In 2017, Lundy received a James Beard Award for her book, “Victuals.” In 2009, she received the Craig Claiborne Lifetime Achievement Award from the Southern Foodways Alliance.
You can find her current musings at Our State Magazine and Oxford American.
Toni Tipton-Martin is a culinary journalist and author using cultural heritage and cooking to build community. She is Editor in Chief of Cook’s Country by America’s Test Kitchen and a two-time James Beard Award winner for her books on African American cooking. Toni’s latest book, “Jubilee: Recipes From Two Centuries of African American Cooking,” brings to life 125 dishes from the African American cookbooks in her rare collection through breath-taking photography and engaging storytelling. Jubilee is a James Beard Award winner, earned the IACP (International Association of Culinary Professionals) Book of the Year Award, and was named one of the “Cookbooks You Need for 2020” by the New York Times. Jubilee is the follow-up to “The Jemima Code: Two Centuries of African American Cookbooks,” which The New Yorker named one of the “Best cookbooks of the Century So Far.” For this celebration of the important legacy of African American cooks and their cookbooks, Toni received a 2016 James Beard Book Award, the 2016 Art of Eating Prize, and a 2015 Certificate of Outstanding Contribution to Publishing from the Black Caucus of the Library Association.
Toni was the first African American Food Editor of a major daily newspaper, the Cleveland Plain Dealer, the nutrition writer for the Los Angeles Times, and a contributing editor to Heart and Soul Magazine. She is a co-founder and former president of both Southern Foodways Alliance and Foodways Texas. Toni is profiled in the 35th Annual Aetna African American History Calendar and a member of the Advisory Board for Oldways’ African Heritage Diet Pyramid. She has been a featured speaker at book festivals, libraries, museums, universities and multiple food organizations.

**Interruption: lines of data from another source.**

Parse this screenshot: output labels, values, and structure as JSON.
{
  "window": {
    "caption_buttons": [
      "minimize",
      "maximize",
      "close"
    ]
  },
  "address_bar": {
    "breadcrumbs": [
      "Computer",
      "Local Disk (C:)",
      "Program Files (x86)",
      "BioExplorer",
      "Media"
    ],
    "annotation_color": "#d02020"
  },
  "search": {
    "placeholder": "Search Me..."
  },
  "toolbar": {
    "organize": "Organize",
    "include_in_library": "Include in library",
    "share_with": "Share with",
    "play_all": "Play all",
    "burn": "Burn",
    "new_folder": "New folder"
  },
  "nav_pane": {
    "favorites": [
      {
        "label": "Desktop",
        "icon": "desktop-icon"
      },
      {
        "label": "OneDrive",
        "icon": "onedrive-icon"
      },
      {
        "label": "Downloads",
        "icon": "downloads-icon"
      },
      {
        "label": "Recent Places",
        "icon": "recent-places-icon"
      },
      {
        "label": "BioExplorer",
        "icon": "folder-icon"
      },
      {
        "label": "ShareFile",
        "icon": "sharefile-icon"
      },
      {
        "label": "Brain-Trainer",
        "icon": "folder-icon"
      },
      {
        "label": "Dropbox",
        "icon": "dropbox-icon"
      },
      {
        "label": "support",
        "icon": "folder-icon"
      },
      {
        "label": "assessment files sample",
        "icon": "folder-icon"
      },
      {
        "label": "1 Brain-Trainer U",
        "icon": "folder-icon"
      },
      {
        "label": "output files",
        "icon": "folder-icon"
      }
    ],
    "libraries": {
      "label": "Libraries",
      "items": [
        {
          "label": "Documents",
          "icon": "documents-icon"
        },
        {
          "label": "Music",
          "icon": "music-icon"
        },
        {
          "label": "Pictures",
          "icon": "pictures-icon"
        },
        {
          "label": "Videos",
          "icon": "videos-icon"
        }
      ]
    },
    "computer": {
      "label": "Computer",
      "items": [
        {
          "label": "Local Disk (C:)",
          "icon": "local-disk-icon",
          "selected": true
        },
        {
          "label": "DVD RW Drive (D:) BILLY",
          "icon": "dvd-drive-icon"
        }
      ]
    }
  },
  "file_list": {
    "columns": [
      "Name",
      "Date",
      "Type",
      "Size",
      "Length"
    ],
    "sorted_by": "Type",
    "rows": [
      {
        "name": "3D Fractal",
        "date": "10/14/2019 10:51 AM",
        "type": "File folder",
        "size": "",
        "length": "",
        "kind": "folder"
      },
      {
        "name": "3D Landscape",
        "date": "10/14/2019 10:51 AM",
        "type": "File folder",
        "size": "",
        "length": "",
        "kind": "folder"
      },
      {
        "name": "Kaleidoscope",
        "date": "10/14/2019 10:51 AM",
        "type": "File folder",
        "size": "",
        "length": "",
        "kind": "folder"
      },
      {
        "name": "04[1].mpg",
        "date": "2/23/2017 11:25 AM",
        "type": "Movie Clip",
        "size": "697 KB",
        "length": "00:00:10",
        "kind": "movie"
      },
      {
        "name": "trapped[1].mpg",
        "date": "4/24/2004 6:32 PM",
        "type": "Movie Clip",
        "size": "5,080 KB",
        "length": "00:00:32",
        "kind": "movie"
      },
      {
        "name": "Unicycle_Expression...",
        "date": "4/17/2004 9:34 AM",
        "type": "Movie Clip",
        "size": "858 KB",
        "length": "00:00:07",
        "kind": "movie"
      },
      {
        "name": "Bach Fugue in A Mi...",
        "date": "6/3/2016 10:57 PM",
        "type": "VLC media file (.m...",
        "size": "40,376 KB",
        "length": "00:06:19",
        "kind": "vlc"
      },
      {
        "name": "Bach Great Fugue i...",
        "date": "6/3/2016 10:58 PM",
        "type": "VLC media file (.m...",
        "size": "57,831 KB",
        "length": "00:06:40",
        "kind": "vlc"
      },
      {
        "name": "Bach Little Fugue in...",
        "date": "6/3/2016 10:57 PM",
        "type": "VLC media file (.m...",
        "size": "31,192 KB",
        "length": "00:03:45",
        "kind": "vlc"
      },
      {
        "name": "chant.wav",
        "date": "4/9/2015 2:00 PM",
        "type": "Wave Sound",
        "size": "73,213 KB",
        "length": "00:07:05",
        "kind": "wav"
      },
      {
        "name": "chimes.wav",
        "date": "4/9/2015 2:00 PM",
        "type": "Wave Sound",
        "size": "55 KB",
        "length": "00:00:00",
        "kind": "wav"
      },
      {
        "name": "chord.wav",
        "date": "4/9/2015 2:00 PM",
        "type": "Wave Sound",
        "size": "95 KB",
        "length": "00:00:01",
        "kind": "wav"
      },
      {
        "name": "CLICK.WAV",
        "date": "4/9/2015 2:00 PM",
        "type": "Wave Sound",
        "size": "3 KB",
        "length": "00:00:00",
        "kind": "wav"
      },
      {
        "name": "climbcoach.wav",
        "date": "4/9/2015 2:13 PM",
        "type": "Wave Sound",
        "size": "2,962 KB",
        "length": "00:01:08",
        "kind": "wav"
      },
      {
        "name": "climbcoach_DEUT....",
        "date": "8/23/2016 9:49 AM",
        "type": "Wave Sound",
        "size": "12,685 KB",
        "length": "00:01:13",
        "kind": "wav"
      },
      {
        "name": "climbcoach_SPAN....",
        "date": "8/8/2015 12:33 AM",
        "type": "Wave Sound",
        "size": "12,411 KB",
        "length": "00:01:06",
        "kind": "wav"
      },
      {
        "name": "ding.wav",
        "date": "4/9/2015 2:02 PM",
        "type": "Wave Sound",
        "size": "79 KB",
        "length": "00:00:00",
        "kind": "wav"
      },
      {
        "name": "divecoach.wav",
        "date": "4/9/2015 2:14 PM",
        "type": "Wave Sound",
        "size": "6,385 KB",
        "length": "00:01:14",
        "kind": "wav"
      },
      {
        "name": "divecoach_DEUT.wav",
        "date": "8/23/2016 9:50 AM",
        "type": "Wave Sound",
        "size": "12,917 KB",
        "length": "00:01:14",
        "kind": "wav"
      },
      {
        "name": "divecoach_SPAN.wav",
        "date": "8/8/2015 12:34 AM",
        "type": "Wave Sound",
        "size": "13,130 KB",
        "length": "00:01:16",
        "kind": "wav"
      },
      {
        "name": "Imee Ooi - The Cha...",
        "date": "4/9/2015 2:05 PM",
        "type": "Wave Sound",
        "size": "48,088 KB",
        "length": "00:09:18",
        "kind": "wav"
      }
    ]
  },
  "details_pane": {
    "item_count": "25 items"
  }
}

Dawn Davis is the editor-in-chief of Bon Appétit. A veteran of the publishing world, prior to moving to BA, Davis worked in book publishing for over 25 years and published several award-winning and New York Times best-selling books, including “Heads of the Colored People” by Nafissa Thompson-Spires, winner of a 2019 Whiting Award; the National Book Award finalist “Never Caught: The Washingtons’ Relentless Pursuit of Their Runaway Slave, Ona Judge” by Erica Armstrong Dunbar; “The Known World,” winner of a Pulitzer in fiction by Edward P. Jones; “Tough Love: My Story of the Things Worth Fighting For” by Ambassador Susan Rice; “The Butler: A Witness to History” by Wil Haygood; “The Misadventures of Awkward Black Girl” by Issa Rae; “I Can’t Make This Up” by Kevin Hart and “The Pursuit of Happyness” by Chris Gardner.
She was named the 2019 Editor of the Year by Poets & Writers. Her first issue of Bon Appétit will be on stands in March.
This Aspen Words Winter Words event is in collaboration with Aspen Institute’s Food and Society.
Food and Society at the Aspen Institute brings together public health leaders, policymakers, researchers, farmers, chefs, food makers, and entrepreneurs to find practical solutions to food system challenges and inequities. The common goal is to help people of all income levels eat better and more healthful diets—and to enjoy them bite by bite.